(Data records for software interfaces)
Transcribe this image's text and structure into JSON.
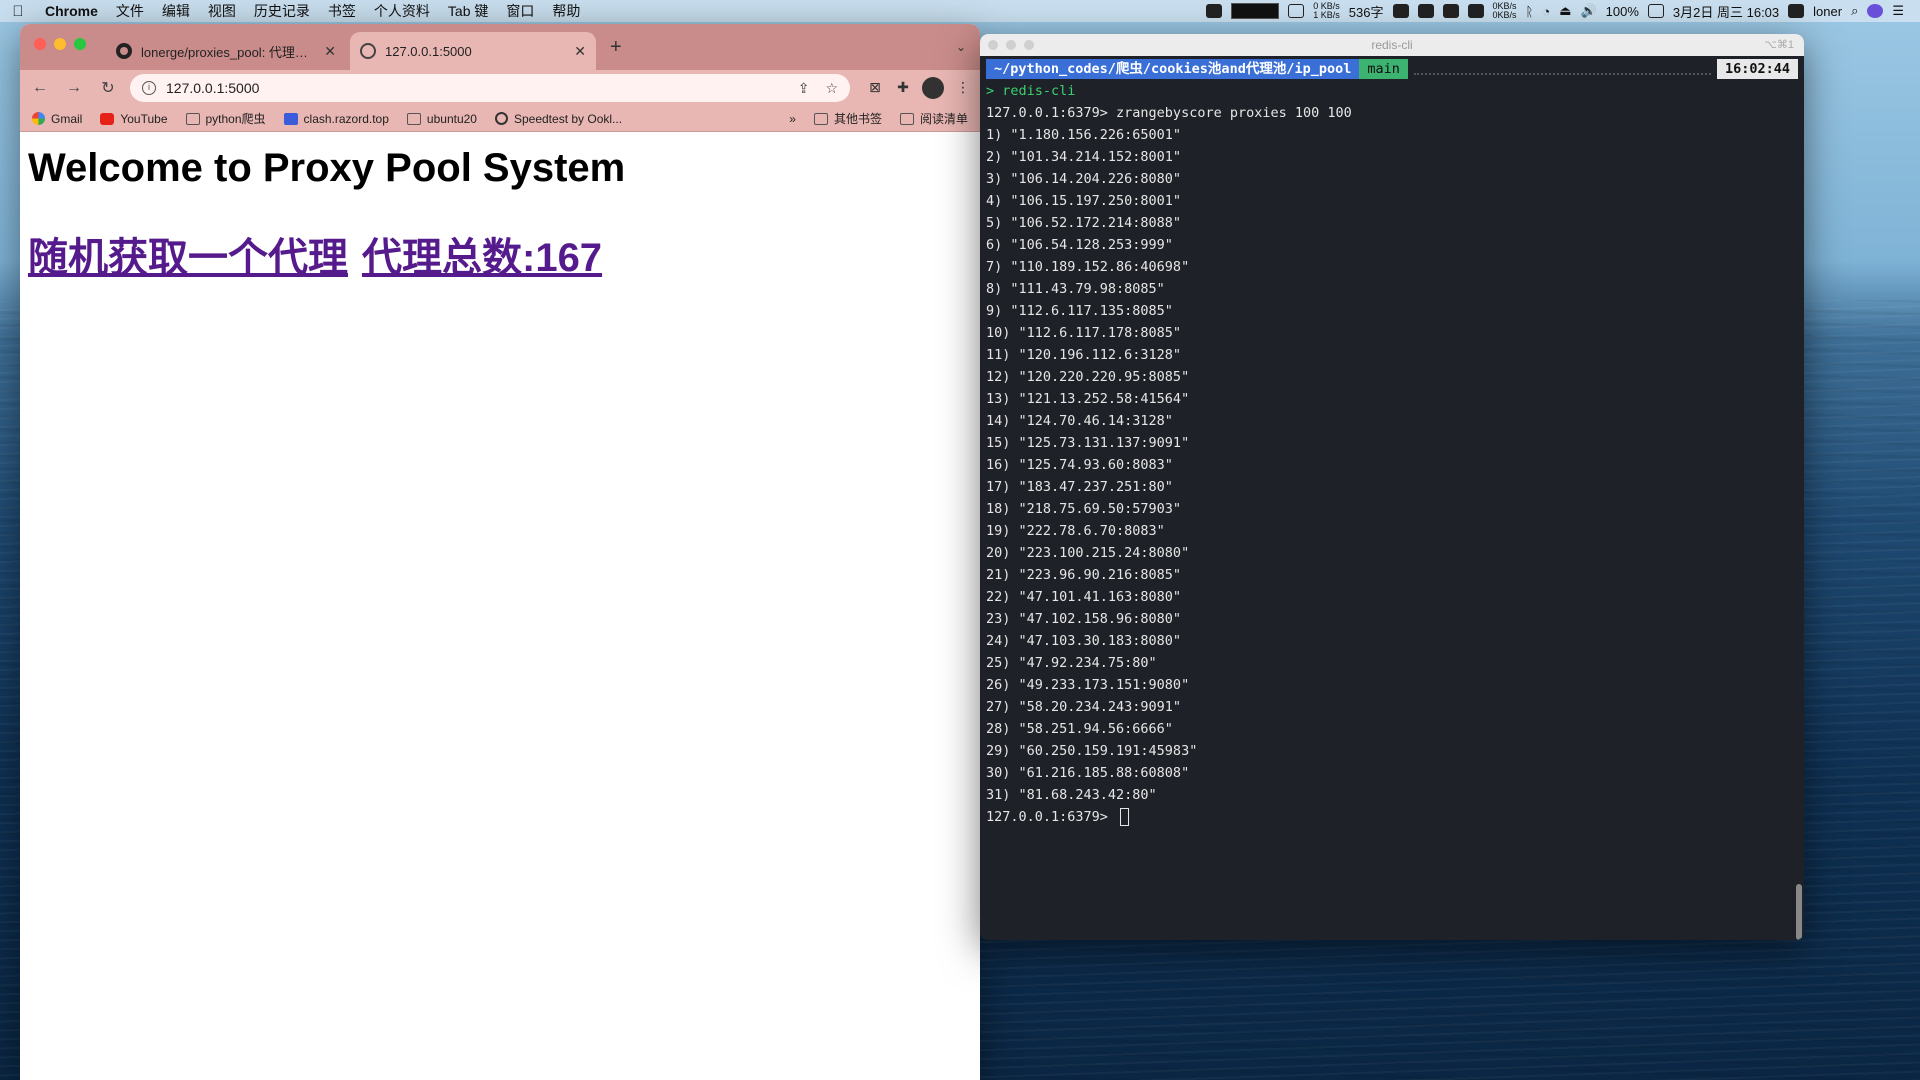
{
  "menubar": {
    "app": "Chrome",
    "items": [
      "文件",
      "编辑",
      "视图",
      "历史记录",
      "书签",
      "个人资料",
      "Tab 键",
      "窗口",
      "帮助"
    ],
    "status": {
      "net_up": "0 KB/s",
      "net_down": "1 KB/s",
      "mem": "536字",
      "net2_up": "0KB/s",
      "net2_down": "0KB/s",
      "battery": "100%",
      "datetime": "3月2日 周三 16:03",
      "user": "loner"
    }
  },
  "chrome": {
    "tabs": [
      {
        "title": "lonerge/proxies_pool: 代理池维",
        "active": false
      },
      {
        "title": "127.0.0.1:5000",
        "active": true
      }
    ],
    "url": "127.0.0.1:5000",
    "bookmarks": [
      {
        "label": "Gmail",
        "icon": "google-icon"
      },
      {
        "label": "YouTube",
        "icon": "youtube-icon"
      },
      {
        "label": "python爬虫",
        "icon": "folder-icon"
      },
      {
        "label": "clash.razord.top",
        "icon": "clash-icon"
      },
      {
        "label": "ubuntu20",
        "icon": "folder-icon"
      },
      {
        "label": "Speedtest by Ookl...",
        "icon": "speedtest-icon"
      }
    ],
    "bookmarks_overflow": "»",
    "other_bookmarks": "其他书签",
    "reading_list": "阅读清单",
    "page": {
      "heading": "Welcome to Proxy Pool System",
      "link_random": "随机获取一个代理",
      "link_count": "代理总数:167"
    }
  },
  "terminal": {
    "window_title": "redis-cli",
    "shortcut": "⌥⌘1",
    "path": "~/python_codes/爬虫/cookies池and代理池/ip_pool",
    "branch": "main",
    "clock": "16:02:44",
    "command_line": "> redis-cli",
    "query": "127.0.0.1:6379> zrangebyscore proxies 100 100",
    "results": [
      " 1) \"1.180.156.226:65001\"",
      " 2) \"101.34.214.152:8001\"",
      " 3) \"106.14.204.226:8080\"",
      " 4) \"106.15.197.250:8001\"",
      " 5) \"106.52.172.214:8088\"",
      " 6) \"106.54.128.253:999\"",
      " 7) \"110.189.152.86:40698\"",
      " 8) \"111.43.79.98:8085\"",
      " 9) \"112.6.117.135:8085\"",
      "10) \"112.6.117.178:8085\"",
      "11) \"120.196.112.6:3128\"",
      "12) \"120.220.220.95:8085\"",
      "13) \"121.13.252.58:41564\"",
      "14) \"124.70.46.14:3128\"",
      "15) \"125.73.131.137:9091\"",
      "16) \"125.74.93.60:8083\"",
      "17) \"183.47.237.251:80\"",
      "18) \"218.75.69.50:57903\"",
      "19) \"222.78.6.70:8083\"",
      "20) \"223.100.215.24:8080\"",
      "21) \"223.96.90.216:8085\"",
      "22) \"47.101.41.163:8080\"",
      "23) \"47.102.158.96:8080\"",
      "24) \"47.103.30.183:8080\"",
      "25) \"47.92.234.75:80\"",
      "26) \"49.233.173.151:9080\"",
      "27) \"58.20.234.243:9091\"",
      "28) \"58.251.94.56:6666\"",
      "29) \"60.250.159.191:45983\"",
      "30) \"61.216.185.88:60808\"",
      "31) \"81.68.243.42:80\""
    ],
    "final_prompt": "127.0.0.1:6379> "
  }
}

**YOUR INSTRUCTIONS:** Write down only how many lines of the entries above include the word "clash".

**EXPECTED ANSWER:** 2